The Northeast soccer team has played a lot of Futsal, an indoor version of soccer played on a hard surface.
Without the ability to do any live hitting outdoors, the Pius X girls tennis team has a portable net set up in the gym, and they also hit against walls.
Obviously, baseball teams are unable to take infield and outfield, and gym space has been limited because of state basketball.
At North Star, the long-distance runners are able to run in the streets outside, but the sprinters, jumpers and throwers are forced inside, where hurdles are set up in the gym or hallway and shot putters are throwing against mats set up against the wall. Jumpers work on their runway approaches.
"They haven’t even touched the discus," Musiel said. "There’s nowhere to throw it."
Schools also have to be strategic in how they use gym space. After all, the track, tennis, golf and boys and girls soccer teams are all trying to share space after or before school. And it can be very challenging at schools like North Star and Southwest where each has about 200 kids out for track.
"We do have to get creative where we have varsity doing a film session from 5-6 while the reserve and JV are using the gym time and then we’ll swap, so that way we’re not using the same space at once," said Northeast boys soccer coach Chris Simley, who added that sometimes practices don't start until 8:30 at night. "That makes its tough because each team is getting only an hour of court time."
While logistics have been a challenge, so too has been the mental side of it. Coaches have had to put an emphasis on keeping athletes positive while they wait to break cabin fever.
"Obviously, there’s all different levels of emotions, but for the most part I think the kids are resilient," Danson said. "They understand what’s going on. It’s like golf.
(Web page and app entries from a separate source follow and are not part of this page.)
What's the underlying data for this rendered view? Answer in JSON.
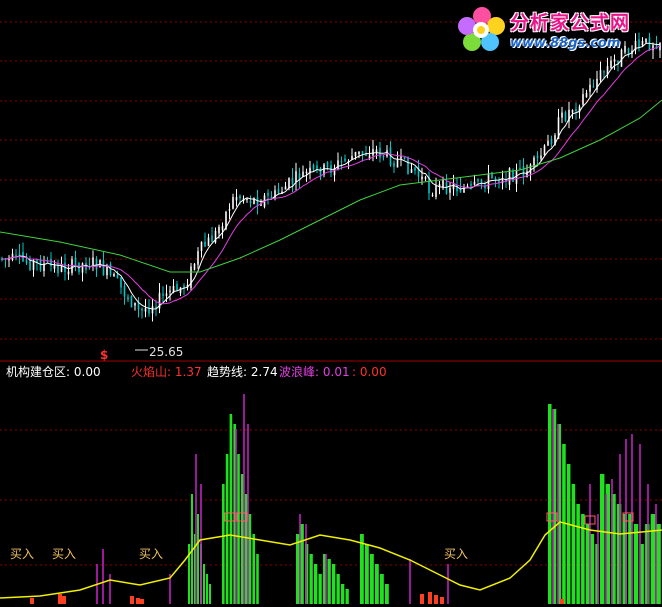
{
  "watermark": {
    "brand": "分析家公式网",
    "url": "www.88gs.com"
  },
  "main_chart": {
    "low_marker": "25.65",
    "signal_marker": "$",
    "colors": {
      "up": "#ffffff",
      "down": "#00c8c8",
      "ma_fast": "#ffffff",
      "ma_mid": "#e040e0",
      "ma_slow": "#40d040",
      "grid": "#8b0000",
      "divider": "#9b0000"
    }
  },
  "indicator_header": {
    "items": [
      {
        "label": "机构建仓区:",
        "value": "0.00",
        "color": "#ffffff"
      },
      {
        "label": "火焰山:",
        "value": "1.37",
        "color": "#ff3030"
      },
      {
        "label": "趋势线:",
        "value": "2.74",
        "color": "#ffffff"
      },
      {
        "label": "波浪峰:",
        "value": "0.01",
        "color": "#e040e0"
      },
      {
        "label": "",
        "value": ": 0.00",
        "color": "#ff3030"
      }
    ]
  },
  "signals": {
    "buy_label": "买入",
    "buy_color": "#f0c060"
  },
  "chart_data": {
    "type": "candlestick",
    "title": "",
    "annotations": [
      "25.65",
      "$"
    ],
    "indicator_series": [
      {
        "name": "火焰山",
        "type": "bar",
        "color": "#20e020"
      },
      {
        "name": "波浪峰",
        "type": "bar",
        "color": "#c020c0"
      },
      {
        "name": "趋势线",
        "type": "line",
        "color": "#f0f000"
      }
    ]
  }
}
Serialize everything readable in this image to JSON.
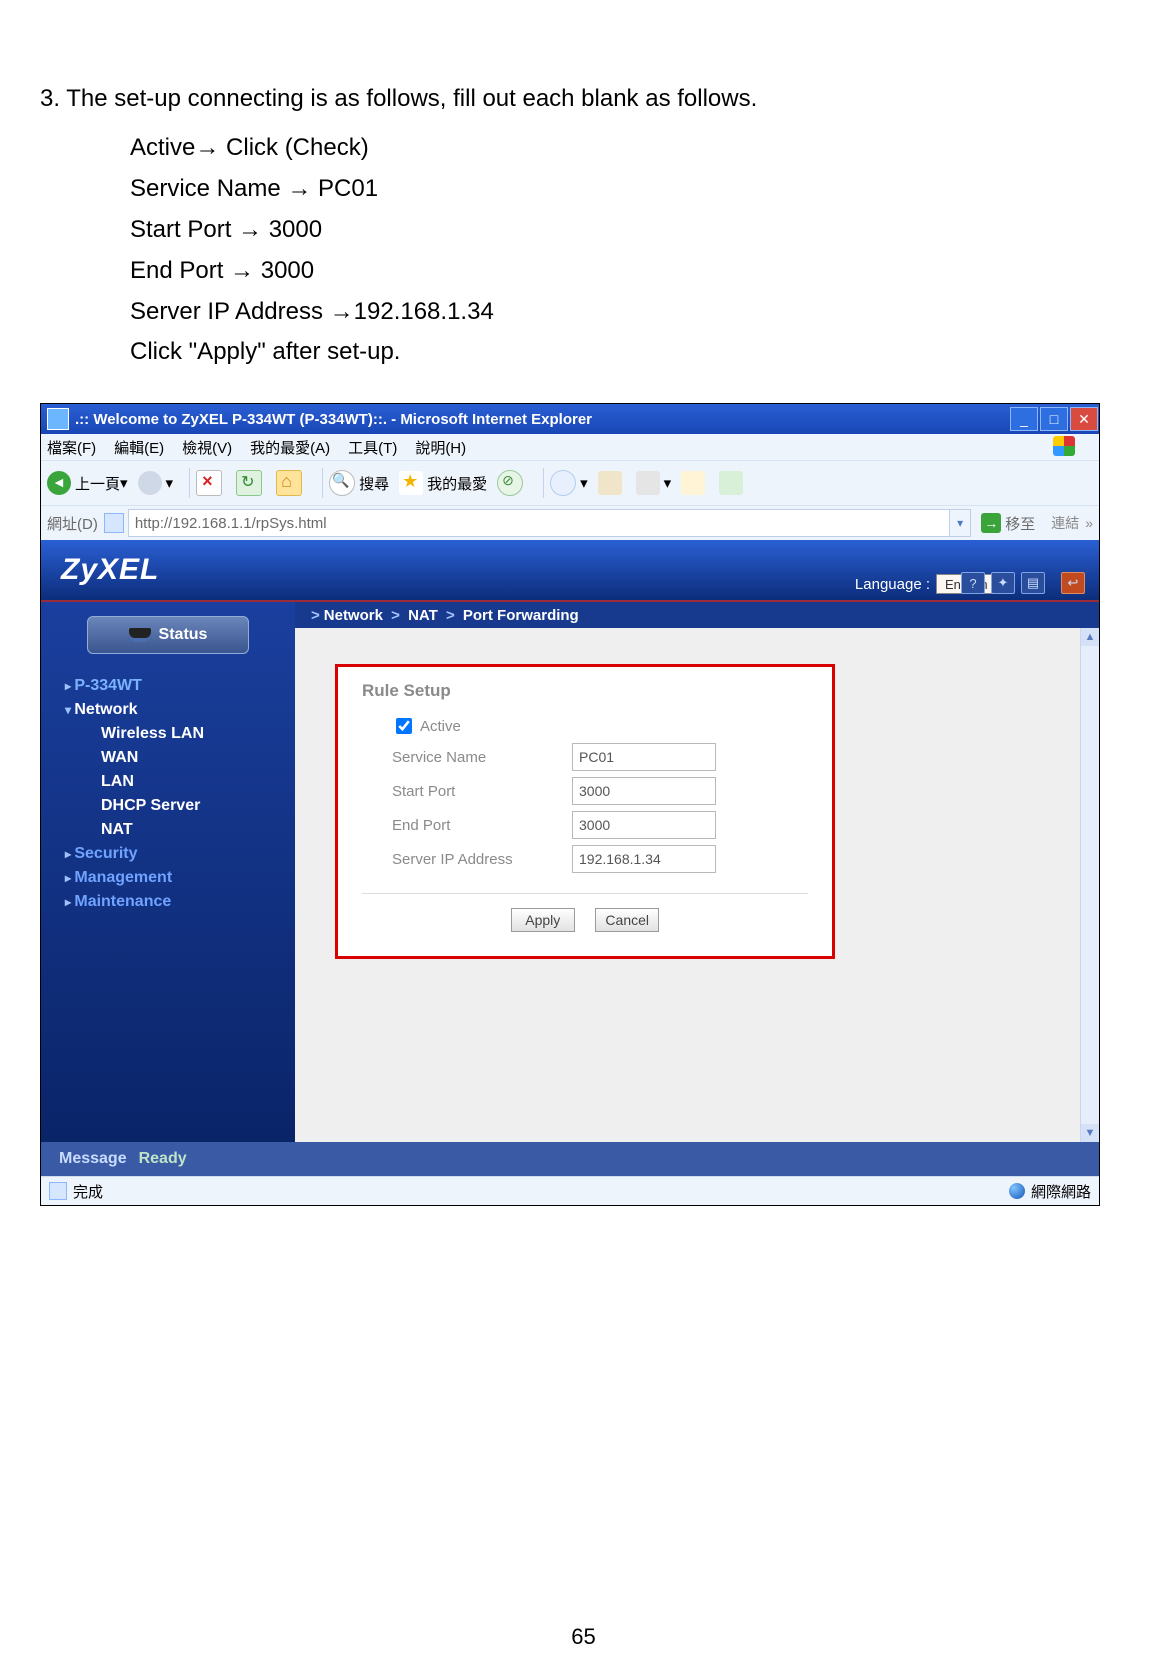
{
  "doc": {
    "step": "3. The set-up connecting is as follows, fill out each blank as follows.",
    "lines": {
      "active": "Active→ Click (Check)",
      "service": "Service Name → PC01",
      "start": "Start Port → 3000",
      "end": "End Port → 3000",
      "ip": "Server IP Address →192.168.1.34",
      "apply": "Click \"Apply\" after set-up."
    },
    "page_number": "65"
  },
  "ie": {
    "title": ".:: Welcome to ZyXEL P-334WT (P-334WT)::. - Microsoft Internet Explorer",
    "menu": {
      "file": "檔案(F)",
      "edit": "編輯(E)",
      "view": "檢視(V)",
      "fav": "我的最愛(A)",
      "tools": "工具(T)",
      "help": "說明(H)"
    },
    "toolbar": {
      "back": "上一頁",
      "search": "搜尋",
      "fav": "我的最愛"
    },
    "address_label": "網址(D)",
    "address": "http://192.168.1.1/rpSys.html",
    "go": "移至",
    "links": "連結",
    "status_done": "完成",
    "status_zone": "網際網路"
  },
  "zy": {
    "logo": "ZyXEL",
    "language_label": "Language :",
    "language_value": "English",
    "breadcrumb": {
      "p1": "Network",
      "p2": "NAT",
      "p3": "Port Forwarding"
    },
    "side": {
      "status": "Status",
      "device": "P-334WT",
      "network": "Network",
      "wlan": "Wireless LAN",
      "wan": "WAN",
      "lan": "LAN",
      "dhcp": "DHCP Server",
      "nat": "NAT",
      "security": "Security",
      "management": "Management",
      "maintenance": "Maintenance"
    },
    "panel": {
      "title": "Rule Setup",
      "active_label": "Active",
      "service_label": "Service Name",
      "start_label": "Start Port",
      "end_label": "End Port",
      "ip_label": "Server IP Address",
      "service_value": "PC01",
      "start_value": "3000",
      "end_value": "3000",
      "ip_value": "192.168.1.34",
      "apply": "Apply",
      "cancel": "Cancel"
    },
    "message_label": "Message",
    "message_value": "Ready"
  }
}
When things are not going the way you want to, how are you going to react? We talk about the mental aspect of the game quite a bit."
Southeast baseball coach Montana Jones said his staff has incorporated some fun events -- a swimming pool session, going bowling, going to a movie -- to keep the players in good spirits. Practices have also been kept to 60-75 minutes, Jones added.
"The main thing is trying to keep the kids having fun and keeping their focus and wanting to come back every day," said Jones, who has been able to find a little off-site time at the Lancaster Event Center and a couple other indoor facilities.
"One of the things is just them getting burned out," Jones added. "Kids really don’t like to practice, they want to play in the games. The games are the rewarding factors."
Safe to say, some spring sport seasons will be put on hold. That's leading to some early dialogue about schedule changes. Danson said he's hoping some golf tournaments scheduled for the first two week get rescheduled, and Jones said a priority will be making sure city baseball matchups and the Heartland Athletic Conference Tournament get made up as much as possible.
Though the upcoming weather forecast isn't all sunshine -- temperatures are creeping up but it's expected to be wet and still very cool this upcoming week -- coaches can agree: Eventually, at long last, the weather will turn for the better.
"We’re all in the same boat," Jones said. "We just got to find a way to get to the end of the tunnel and hopefully April brings us better weather."
Said Simley, "For us, it’s been a challenge and we’ve made due. I feel like we're liking getting concepts. I feel like we’re still productive. The good thing is everyone is dealing with this, too."